Because she's here, she's kissing him, he's found her again and this time, he'll tell her everything. No more will he hide his feelings and suffer, no longer will he torment himself by empty speculations, and judging by her kiss and her words, Yasha and Kujaku spoke the truth. Karura had feelings for her commander, and while he wonders why she never let them show, they have all the time in the world to develop those feelings more.
She finally pulls back, sudden recognition in her own eyes, mouth dropping open as a man at the counter gives a wolf whistle and woman at the next table takes a picture with her phone. Then she beams like the sun, a bright white smile so full of happiness and love that it takes his breath away for a moment, but he regains it as she closes her eyes and take in a deep breath.
"Karura…" Zouchouten whispers, hand tracing her cheek. "I…"
He kisses her then, as he's wanted to for who knows how long, and she throws her arms around him and returns it, happy tears streaming down her face. When they finally break apart for air, he stokes her hair as he confesses, "Karura, I should have told you then, but –"
She cuts him off by squeezing him tighter as she sniffles, "I know. I should have told you that I loved you too. But I'm not going anywhere this time," she whispers against his lips. "I promise."
"Good," he murmurs, pleased by this like nothing else in this life or the last one, "because I'm never letting you go again, little bird."
In the kitchen, Kujaku hangs up his apron, walks out into the restaurant proper, gives the affectionate new couple a fond glance, and then steps out into this strange world of concrete palaces and boardroom warlords, his work here done. Yes, Zouchouten and Karura are happy now, Kujaku has succeeded in this part of his sacred task. Two others have been helped already and there are eight more to go before he can see Yasha, but for now, Kujaku can only think of his friend and that friend's beloved.

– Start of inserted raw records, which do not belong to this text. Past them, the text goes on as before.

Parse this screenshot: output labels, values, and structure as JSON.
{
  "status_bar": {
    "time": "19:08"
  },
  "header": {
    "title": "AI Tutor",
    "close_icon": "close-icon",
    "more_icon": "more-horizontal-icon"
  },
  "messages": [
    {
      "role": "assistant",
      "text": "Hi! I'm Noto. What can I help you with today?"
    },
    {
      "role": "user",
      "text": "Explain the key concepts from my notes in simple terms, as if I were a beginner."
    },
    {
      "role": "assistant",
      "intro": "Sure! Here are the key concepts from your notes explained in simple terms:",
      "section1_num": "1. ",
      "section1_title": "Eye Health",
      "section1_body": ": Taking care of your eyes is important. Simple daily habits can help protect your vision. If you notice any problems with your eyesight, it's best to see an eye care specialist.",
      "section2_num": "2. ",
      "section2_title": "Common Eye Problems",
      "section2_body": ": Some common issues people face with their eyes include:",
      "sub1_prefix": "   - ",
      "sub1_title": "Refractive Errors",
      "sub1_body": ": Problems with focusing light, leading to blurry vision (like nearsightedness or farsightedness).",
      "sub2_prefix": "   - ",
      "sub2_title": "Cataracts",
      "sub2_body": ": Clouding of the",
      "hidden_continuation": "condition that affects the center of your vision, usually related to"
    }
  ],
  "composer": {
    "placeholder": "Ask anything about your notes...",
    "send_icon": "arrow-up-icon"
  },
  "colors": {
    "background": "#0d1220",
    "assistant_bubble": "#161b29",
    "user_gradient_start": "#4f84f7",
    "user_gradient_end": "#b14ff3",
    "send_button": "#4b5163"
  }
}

They missed their chance in Tenkai, but that's the entire reason they're here in Tokyo.
Kujaku gives a thumbs-up to the sky, and thinks contentedly, You cannot stop the wheel of Fate from turning, General of the Southland… but it does not crush Love into nothing.
(Author's Note: "Rika" means "valued fragrance" in Japanese, and was chosen for Cutesy Wife's name because of those magical flowers accompanying her peppy, bouncy, supposedly perfect woman entrance. I still think she came out of a plot hole; why was she never even hinted at before or after that omake? A little foreshadowing and continuation would've helped there, CLAMP.
Also, the idea that Taishakuten killed Karura to give her soul peace does not add up, people, use your brains. Did he care about her soul's peace when he kidnapped and killed Karyoubinga for no reason? Did he care about her soul when he fed Karyou's body to his saramahs? Did he care about her soul when he so happily informed her of that action? Of course he didn't, he just likes to make people suffer. And if he's willing to exterminate countless tribes to keep his promise, he sure as hell would be willing to keep Karura alive to help stop Ashura. I mean, seriously, how easy would it have been for a guy that powerful to knock her unconscious and lock her up somewhere Ashura couldn't get her?
"Revanth" is a Sanskrit word that means "rider," and is my headcanon name for Zouchouten's tribe. "Vatayana" means "horse," because in my imagination, Zou comes from a barbarian tribe known for their horsemanship. "Bhagavaana" means "holy," and who they are will be explained in the sequel to this. I have no idea what "Yusaku" means, but it's from Yusaku Yara, who voiced Zouchouten in the OVAs. "Shirihime" means "white princess" in Japanese, and is also a reference to a character from CLAMP's "Angelic Layer" who sort of resembles Karura. "Syena" means "hawk" in Sanskrit.
So that was "Four Feathers." I hope you enjoyed it. I hope you can also give me some feedback… please? The sequel "Fourteen People" will be finished and posted soon , and involves most of the other couples I like reincarnated in Tokyo as well. And don't worry, you get Karuzou too – you even get M-rated Karuzou sex!)